But the McMaster researchers think their vaccine has another added benefit: it promotes an antibody response against three different parts of the COVID coronavirus, making it more likely that immunity would be longer lasting than current vaccines that only target the virus’ spike protein.

“While targeting the spike protein made a lot of sense for first-generation vaccines, that approach was going to be inherently limited because this was a virus that was going to continue to evolve. The spike protein was going to mutate and inevitably those vaccines were going to need to be updated,” Miller said.

The Canadian vaccine targets the spike protein, which is the part of the virus that helps it infect cells. However, it also produces an immune response against parts of the virus that protect its genetics and help it replicate — targets that are hidden inside the virus until after it infects a cell, and therefore less likely to mutate away from a vaccine, Miller said.

Miller said his team is working to get their inhaled vaccine approved under an accelerated timeline, possibly within two years.

“I do think inhaled vaccines will be that next major innovation in vaccine design, and hold the promise of really improving the protectiveness of vaccines for respiratory pathogens, including things like influenza for which our current seasonal vaccines are far short of optimal in terms of the average vaccine effectiveness we see on a yearly basis,” Miller said.
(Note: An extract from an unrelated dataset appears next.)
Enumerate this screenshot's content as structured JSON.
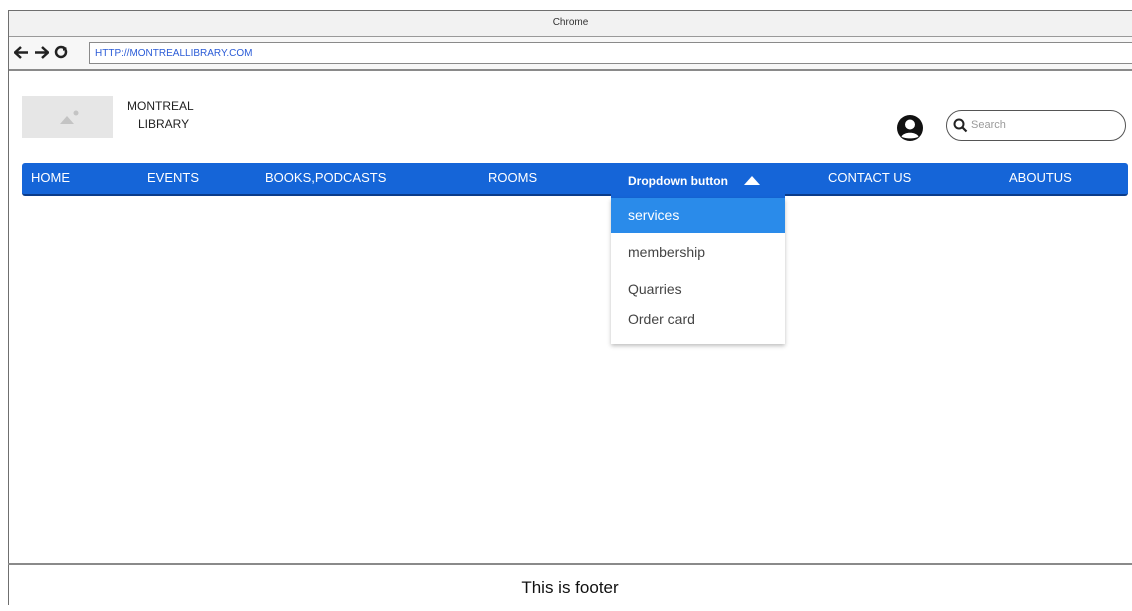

The McMaster vaccine research was published online in the journal Cell.

Other research teams don’t plan to stop with COVID.

Casper said inhaled vaccines make a lot of sense for other respiratory infections, including influenza, RSV and tuberculosis.

“The number one infectious disease killer around the world is still tuberculosis — not incredibly common in the United States, but more people are dying of tuberculosis than any other infectious disease on the planet,” Casper said. “There’s really good evidence to suggest that inhaled vaccines, whether it be in the lung or in the nose, would be highly effective against tuberculosis.”

Source: HealthDay